But the Colombo ruling class failed to read the emerging threat to national unity and territorial integrity, especially in the context of widespread sympathy for Sri Lankan Tamils from the southern Indian state of Tamilnadu.
In the late 1970s President J.R. Jayawardene got an excellent opportunity to sort out the minority problem when his party was voted to power with an overwhelming majority and the entire country was behind him. But Jayewardene made things worse by his 1978 constitution which further frustrated and isolated the minorities.
In this desperate environment his failure to stop the July 1983 massacre of innocent Tamils forced Tamil youth to take to arms. The result is around 65,000 killed, 800,000 displaced, around 700,000 fleeing, 300,000 children displaced and more than 30,000 war widows.
The economy was shattered and billions of rupees wasted in fighting a war which neither side won. Once the Tamil Tiger guns started silencing all voices of dissent even mainstream Tamil political parties and politicians became irrelevant as seen today.
Fed up with long years of killings and destruction people wanted a peaceful solution to ethnic issue acceptable to all communities and wisdom dawned on the leaders in the south too on the need for a negotiated settlement.

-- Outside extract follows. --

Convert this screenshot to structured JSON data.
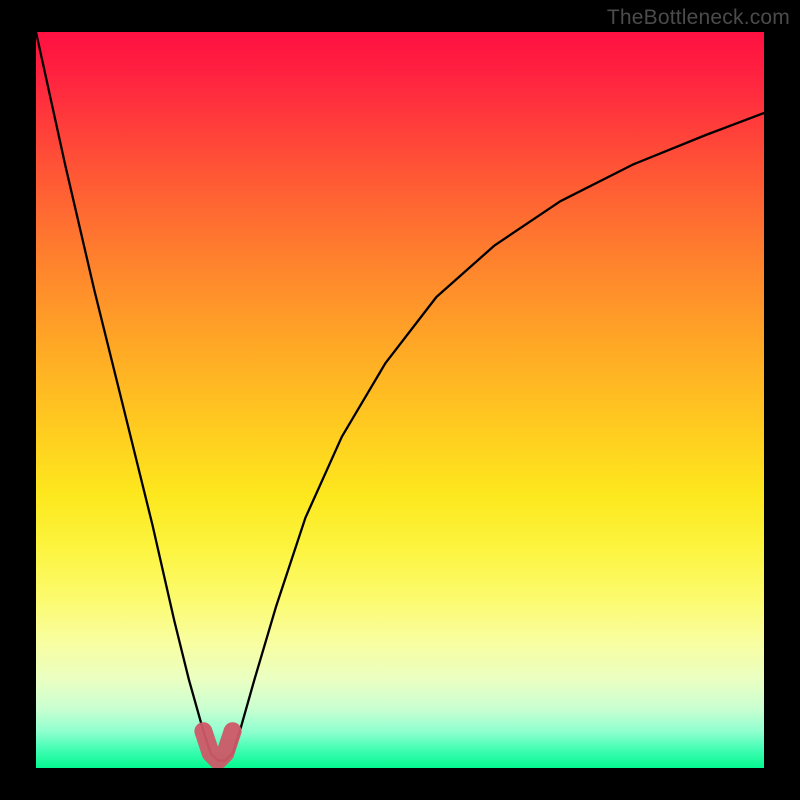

But personal rivalry remained the greatest obstacle.
For example Chandrika, voted to power in 1994 with 62.2 per cent of the vote, offered regional councils on federal lines in her August 2000 draft constitution which was torn and burnt in the Parliament by the UNP led by Ranil Wickremasinghe who, according to Chandrika, had agreed to more than 90 per cent of the contents and assured his support. Thus she failed to solve the ethnic crisis.
Once again Ranil Wickremasinghe, voted to power on December 5, 2001 on a peace plank, signed a ceasefire agreement with Tamil Tiger rebels in February 2002. Fighting stopped and the country enjoyed a period of peace though the Tamil Tiger rebels exploited the situation to strengthen their military power provoking people in the south.
Submitted their proposals
Despite peace there was uncertainty all over and now, four days after Tamil Tiger rebels submitted their proposals for an "Interim Self Governing Authority" regarded by majority Sinhalese as prelude to a separate state, Chandrika sacked ministers and suspended the parliament shifting the focus of political debate from the LTTE proposals to PA-UNF conflict.
Tamil Tigers may ask for the sun and the moon and try to sideline Muslims in the constitutional arrangement, but leaders in the South have their own limitations in appeasing and accommodating them.
Yet the need is compromise from all sides, although difficult and complex, between the ruling Úlite too, political unity among democratic civil society and reforms for a realistic negotiated settlement to transform the current crisis into opportunity.
The country is passing through one of its most crucial stages in its history threatening its very survival and failure means unpredictable consequences. And future generations will never forgive the present set of leaders and history is bound to be very harsh on them.
WWW Virtual Library - Sri Lanka